Yzerman and a pair of top executives in Julien BriseBois and Stacy Roest helped to make Tampa Bay-Syracuse a model affiliation. He took that blueprint with him back to Detroit and Grand Rapids, where he relied heavily on Verbeek and will now do so with Horcoff. Defensemen Moritz Seider and Filip Hronek along with forwards Tyler Bertuzzi, Michael Rasmussen, and Filip Zadina are among the Red Wings regulars who spent significant time in Grand Rapids before advancing to Detroit. To make the organization a Stanley Cup contender once again, the Red Wings need Grand Rapids to continue delivering NHL-ready talent.

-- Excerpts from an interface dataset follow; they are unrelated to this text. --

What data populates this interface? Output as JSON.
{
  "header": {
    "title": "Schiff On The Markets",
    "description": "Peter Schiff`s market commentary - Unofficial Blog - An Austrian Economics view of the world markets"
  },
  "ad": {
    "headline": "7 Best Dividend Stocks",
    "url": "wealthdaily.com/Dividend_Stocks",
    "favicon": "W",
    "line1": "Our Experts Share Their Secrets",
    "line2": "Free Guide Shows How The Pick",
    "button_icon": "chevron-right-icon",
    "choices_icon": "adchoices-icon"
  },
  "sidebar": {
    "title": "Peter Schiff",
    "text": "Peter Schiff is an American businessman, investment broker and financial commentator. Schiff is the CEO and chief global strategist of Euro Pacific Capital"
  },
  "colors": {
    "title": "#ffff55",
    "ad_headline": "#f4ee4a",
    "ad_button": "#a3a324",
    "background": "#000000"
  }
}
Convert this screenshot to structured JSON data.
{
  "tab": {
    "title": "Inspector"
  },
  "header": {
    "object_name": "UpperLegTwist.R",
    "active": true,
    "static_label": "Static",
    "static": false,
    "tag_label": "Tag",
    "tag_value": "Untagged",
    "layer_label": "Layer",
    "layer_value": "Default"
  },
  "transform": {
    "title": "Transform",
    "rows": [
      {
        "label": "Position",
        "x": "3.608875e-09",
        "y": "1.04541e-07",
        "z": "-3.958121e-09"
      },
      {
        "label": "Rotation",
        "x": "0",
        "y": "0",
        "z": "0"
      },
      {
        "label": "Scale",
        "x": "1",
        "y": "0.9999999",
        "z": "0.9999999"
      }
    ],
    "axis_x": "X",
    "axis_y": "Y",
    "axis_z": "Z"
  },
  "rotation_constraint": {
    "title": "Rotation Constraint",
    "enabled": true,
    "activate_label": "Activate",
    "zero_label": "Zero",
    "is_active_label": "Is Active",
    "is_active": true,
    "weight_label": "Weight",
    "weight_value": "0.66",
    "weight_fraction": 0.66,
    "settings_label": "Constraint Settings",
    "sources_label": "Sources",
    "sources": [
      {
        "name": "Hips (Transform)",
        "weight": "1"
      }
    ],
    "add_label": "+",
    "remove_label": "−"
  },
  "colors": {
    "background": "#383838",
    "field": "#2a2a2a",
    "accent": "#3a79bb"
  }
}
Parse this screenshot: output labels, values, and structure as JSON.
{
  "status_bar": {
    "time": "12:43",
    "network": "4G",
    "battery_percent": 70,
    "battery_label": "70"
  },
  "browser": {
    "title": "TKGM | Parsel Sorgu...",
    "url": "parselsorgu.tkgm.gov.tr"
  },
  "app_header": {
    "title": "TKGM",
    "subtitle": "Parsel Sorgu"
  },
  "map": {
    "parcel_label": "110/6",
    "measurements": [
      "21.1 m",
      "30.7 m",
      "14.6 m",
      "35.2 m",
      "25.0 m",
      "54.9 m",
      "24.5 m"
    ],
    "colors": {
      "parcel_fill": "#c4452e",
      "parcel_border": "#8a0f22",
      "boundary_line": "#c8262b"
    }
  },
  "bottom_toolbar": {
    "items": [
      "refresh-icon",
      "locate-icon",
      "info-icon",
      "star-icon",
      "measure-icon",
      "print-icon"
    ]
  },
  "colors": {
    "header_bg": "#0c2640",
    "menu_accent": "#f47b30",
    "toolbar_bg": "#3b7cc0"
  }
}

“I think it’s just an exciting time in general in our organization, both in Detroit and Grand Rapids,” Horcoff said after moving into his new role. “We’ve had a lot of draft picks, and some of those guys are starting to turn pro and come in here. So for me, it’s going to be kind of a seamless transition in that regard, because I’ve watched and worked with those kids extensively over the last few years. It’s going to be nice to continue in a little bit of a different role, but more on the pro side now.”

Having Horcoff to manage Grand Rapids helps to offset the losses of a pair of talented executives in Verbeek and Ryan Martin to opportunities elsewhere. Before Verbeek took over as the general manager in Grand Rapids before this season, Martin had been in that role with the Griffins for eight seasons before going to the New York Rangers. Martin, now the general manager of the Hartford Wolf Pack, helped Horcoff’s move into management.

“With Ryan, he was great to me early in my career,” Horcoff said. “Obviously I had my job to do, but Ryan, [former Detroit general manager Ken Holland], and continuing with both Steve and Pat [it was], ‘Any time you want to be around the office and you want to learn and come sit [in], you’re more than welcome.’

“I tried to do that, to be down there as much as I could and be around those guys. Ryan was very good to me, involving me in different decisions and letting me sit in on various meetings and things like that. That continued with Pat as well. So, I think for what the job is, I’ve kind of been around it for a while now and feel comfortable with it. It shouldn’t be too big of a transition for me.”

However, Horcoff acknowledged that his new position means digging into the AHL much more to shape the Griffins and blend development with winning for Detroit. With Yzerman as general manager, the Lightning-affiliated Norfolk Admirals won the Calder Cup in 2012. After Lightning prospects went to Syracuse, the Crunch went to the Calder Cup Finals in 2013 and 2017.

“We have a lot of young players coming,” Horcoff said. “We want to make sure that those guys are developing, but we want to win. We realize that winning is part of that, and in order to do that, you have to have good veterans on your team. So that is going to be a big part of the job, trying to make sure that we can piece together the right people here to help develop prospects but also win at the same time.

“I think for us it is a balance. You want to develop your prospects. In order to do that, the prospects need to play. But at the same time, it never works out when you just give anyone anything in life. They have to earn it, and that’s what we’re going to do here.

“We’re going to give them every tool possible both on and off the ice to be successful. And if they are, fantastic. We’re doing our job. And if they aren’t, we’re going to find a way to creatively get better and find a way for them to do that. Being in competitive situations and being held accountable and having to face some adversity goes into all of that.”

Much of the work creating that competitive environment in Grand Rapids will fall to Horcoff when he gets to work building the team’s 2022-23 roster. During his playing days, he called the likes of Chris Pronger and Ryan Smyth his teammates, and he competed alongside Shane Doan in international competition. He knows what he will want in Griffins colors.

“You want to have good people,” Horcoff said. You want to have people [who] care about the organization. They care about the relationship with their teammates. They want to show up every single day.

“We’re going to expect ― we’re going to demand ― hard work and attention to detail. And we’re going to demand that they carry themselves at the level that you would want a Detroit Red Wings and Grand Rapids Griffins player to carry themselves.”